* Data to use *
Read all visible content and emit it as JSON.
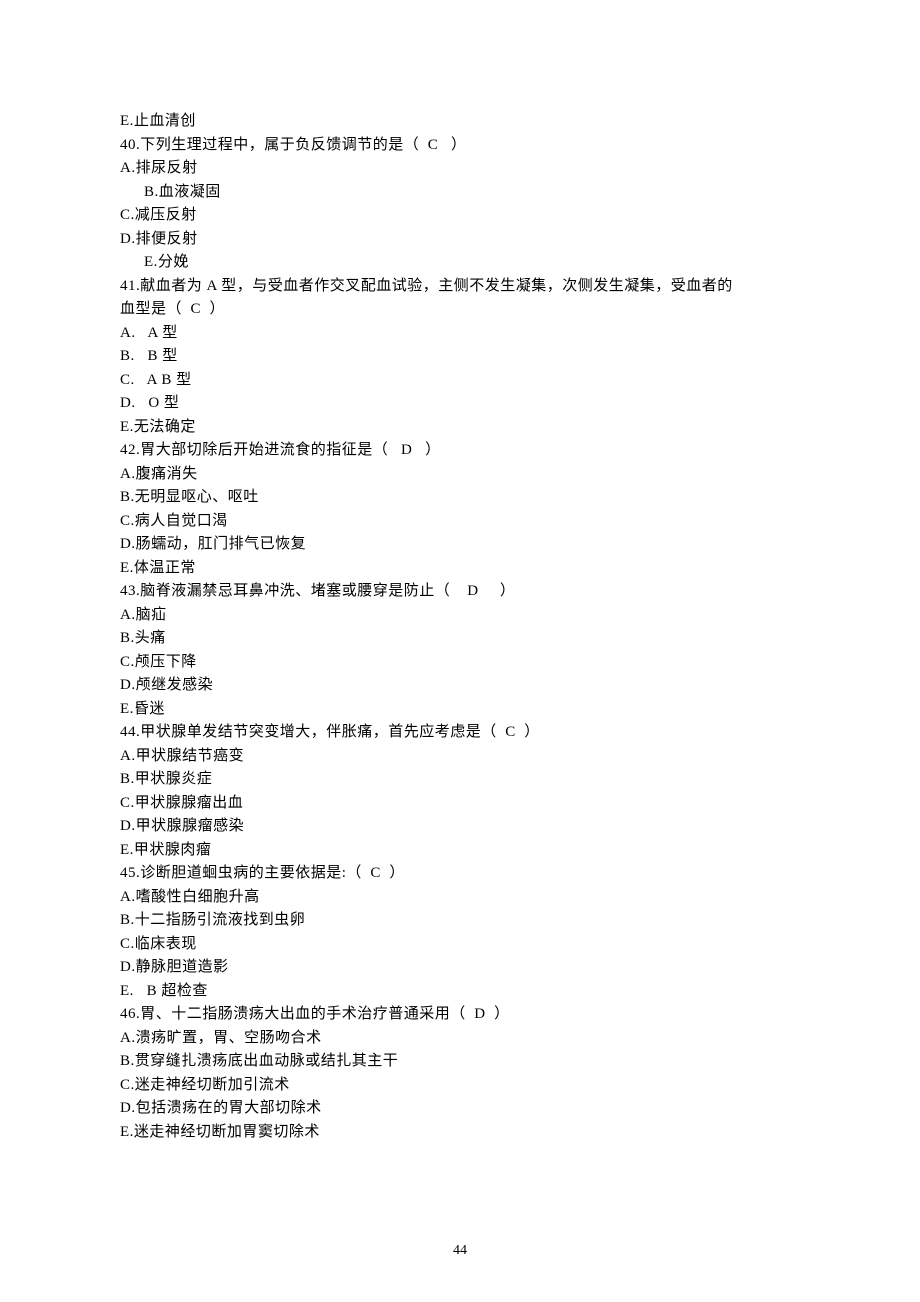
{
  "lines": [
    {
      "cls": "",
      "t": "E.止血清创"
    },
    {
      "cls": "",
      "t": "40.下列生理过程中，属于负反馈调节的是（  C   ）"
    },
    {
      "cls": "",
      "t": "A.排尿反射"
    },
    {
      "cls": "indent",
      "t": "B.血液凝固"
    },
    {
      "cls": "",
      "t": "C.减压反射"
    },
    {
      "cls": "",
      "t": "D.排便反射"
    },
    {
      "cls": "indent",
      "t": "E.分娩"
    },
    {
      "cls": "",
      "t": "41.献血者为 A 型，与受血者作交叉配血试验，主侧不发生凝集，次侧发生凝集，受血者的"
    },
    {
      "cls": "",
      "t": "血型是（  C  ）"
    },
    {
      "cls": "",
      "t": "A.   A 型"
    },
    {
      "cls": "",
      "t": "B.   B 型"
    },
    {
      "cls": "",
      "t": "C.   A B 型"
    },
    {
      "cls": "",
      "t": "D.   O 型"
    },
    {
      "cls": "",
      "t": "E.无法确定"
    },
    {
      "cls": "",
      "t": "42.胃大部切除后开始进流食的指征是（   D   ）"
    },
    {
      "cls": "",
      "t": "A.腹痛消失"
    },
    {
      "cls": "",
      "t": "B.无明显呕心、呕吐"
    },
    {
      "cls": "",
      "t": "C.病人自觉口渴"
    },
    {
      "cls": "",
      "t": "D.肠蠕动，肛门排气已恢复"
    },
    {
      "cls": "",
      "t": "E.体温正常"
    },
    {
      "cls": "",
      "t": "43.脑脊液漏禁忌耳鼻冲洗、堵塞或腰穿是防止（    D     ）"
    },
    {
      "cls": "",
      "t": "A.脑疝"
    },
    {
      "cls": "",
      "t": "B.头痛"
    },
    {
      "cls": "",
      "t": "C.颅压下降"
    },
    {
      "cls": "",
      "t": "D.颅继发感染"
    },
    {
      "cls": "",
      "t": "E.昏迷"
    },
    {
      "cls": "",
      "t": "44.甲状腺单发结节突变增大，伴胀痛，首先应考虑是（  C  ）"
    },
    {
      "cls": "",
      "t": "A.甲状腺结节癌变"
    },
    {
      "cls": "",
      "t": "B.甲状腺炎症"
    },
    {
      "cls": "",
      "t": "C.甲状腺腺瘤出血"
    },
    {
      "cls": "",
      "t": "D.甲状腺腺瘤感染"
    },
    {
      "cls": "",
      "t": "E.甲状腺肉瘤"
    },
    {
      "cls": "",
      "t": "45.诊断胆道蛔虫病的主要依据是:（  C  ）"
    },
    {
      "cls": "",
      "t": "A.嗜酸性白细胞升高"
    },
    {
      "cls": "",
      "t": "B.十二指肠引流液找到虫卵"
    },
    {
      "cls": "",
      "t": "C.临床表现"
    },
    {
      "cls": "",
      "t": "D.静脉胆道造影"
    },
    {
      "cls": "",
      "t": "E.   B 超检查"
    },
    {
      "cls": "",
      "t": "46.胃、十二指肠溃疡大出血的手术治疗普通采用（  D  ）"
    },
    {
      "cls": "",
      "t": "A.溃疡旷置，胃、空肠吻合术"
    },
    {
      "cls": "",
      "t": "B.贯穿缝扎溃疡底出血动脉或结扎其主干"
    },
    {
      "cls": "",
      "t": "C.迷走神经切断加引流术"
    },
    {
      "cls": "",
      "t": "D.包括溃疡在的胃大部切除术"
    },
    {
      "cls": "",
      "t": "E.迷走神经切断加胃窦切除术"
    }
  ],
  "page_number": "44"
}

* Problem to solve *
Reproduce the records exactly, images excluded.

* Task output *
Read all visible content and emit it as JSON.
{
  "lines": [
    {
      "cls": "",
      "t": "E.止血清创"
    },
    {
      "cls": "",
      "t": "40.下列生理过程中，属于负反馈调节的是（  C   ）"
    },
    {
      "cls": "",
      "t": "A.排尿反射"
    },
    {
      "cls": "indent",
      "t": "B.血液凝固"
    },
    {
      "cls": "",
      "t": "C.减压反射"
    },
    {
      "cls": "",
      "t": "D.排便反射"
    },
    {
      "cls": "indent",
      "t": "E.分娩"
    },
    {
      "cls": "",
      "t": "41.献血者为 A 型，与受血者作交叉配血试验，主侧不发生凝集，次侧发生凝集，受血者的"
    },
    {
      "cls": "",
      "t": "血型是（  C  ）"
    },
    {
      "cls": "",
      "t": "A.   A 型"
    },
    {
      "cls": "",
      "t": "B.   B 型"
    },
    {
      "cls": "",
      "t": "C.   A B 型"
    },
    {
      "cls": "",
      "t": "D.   O 型"
    },
    {
      "cls": "",
      "t": "E.无法确定"
    },
    {
      "cls": "",
      "t": "42.胃大部切除后开始进流食的指征是（   D   ）"
    },
    {
      "cls": "",
      "t": "A.腹痛消失"
    },
    {
      "cls": "",
      "t": "B.无明显呕心、呕吐"
    },
    {
      "cls": "",
      "t": "C.病人自觉口渴"
    },
    {
      "cls": "",
      "t": "D.肠蠕动，肛门排气已恢复"
    },
    {
      "cls": "",
      "t": "E.体温正常"
    },
    {
      "cls": "",
      "t": "43.脑脊液漏禁忌耳鼻冲洗、堵塞或腰穿是防止（    D     ）"
    },
    {
      "cls": "",
      "t": "A.脑疝"
    },
    {
      "cls": "",
      "t": "B.头痛"
    },
    {
      "cls": "",
      "t": "C.颅压下降"
    },
    {
      "cls": "",
      "t": "D.颅继发感染"
    },
    {
      "cls": "",
      "t": "E.昏迷"
    },
    {
      "cls": "",
      "t": "44.甲状腺单发结节突变增大，伴胀痛，首先应考虑是（  C  ）"
    },
    {
      "cls": "",
      "t": "A.甲状腺结节癌变"
    },
    {
      "cls": "",
      "t": "B.甲状腺炎症"
    },
    {
      "cls": "",
      "t": "C.甲状腺腺瘤出血"
    },
    {
      "cls": "",
      "t": "D.甲状腺腺瘤感染"
    },
    {
      "cls": "",
      "t": "E.甲状腺肉瘤"
    },
    {
      "cls": "",
      "t": "45.诊断胆道蛔虫病的主要依据是:（  C  ）"
    },
    {
      "cls": "",
      "t": "A.嗜酸性白细胞升高"
    },
    {
      "cls": "",
      "t": "B.十二指肠引流液找到虫卵"
    },
    {
      "cls": "",
      "t": "C.临床表现"
    },
    {
      "cls": "",
      "t": "D.静脉胆道造影"
    },
    {
      "cls": "",
      "t": "E.   B 超检查"
    },
    {
      "cls": "",
      "t": "46.胃、十二指肠溃疡大出血的手术治疗普通采用（  D  ）"
    },
    {
      "cls": "",
      "t": "A.溃疡旷置，胃、空肠吻合术"
    },
    {
      "cls": "",
      "t": "B.贯穿缝扎溃疡底出血动脉或结扎其主干"
    },
    {
      "cls": "",
      "t": "C.迷走神经切断加引流术"
    },
    {
      "cls": "",
      "t": "D.包括溃疡在的胃大部切除术"
    },
    {
      "cls": "",
      "t": "E.迷走神经切断加胃窦切除术"
    }
  ],
  "page_number": "44"
}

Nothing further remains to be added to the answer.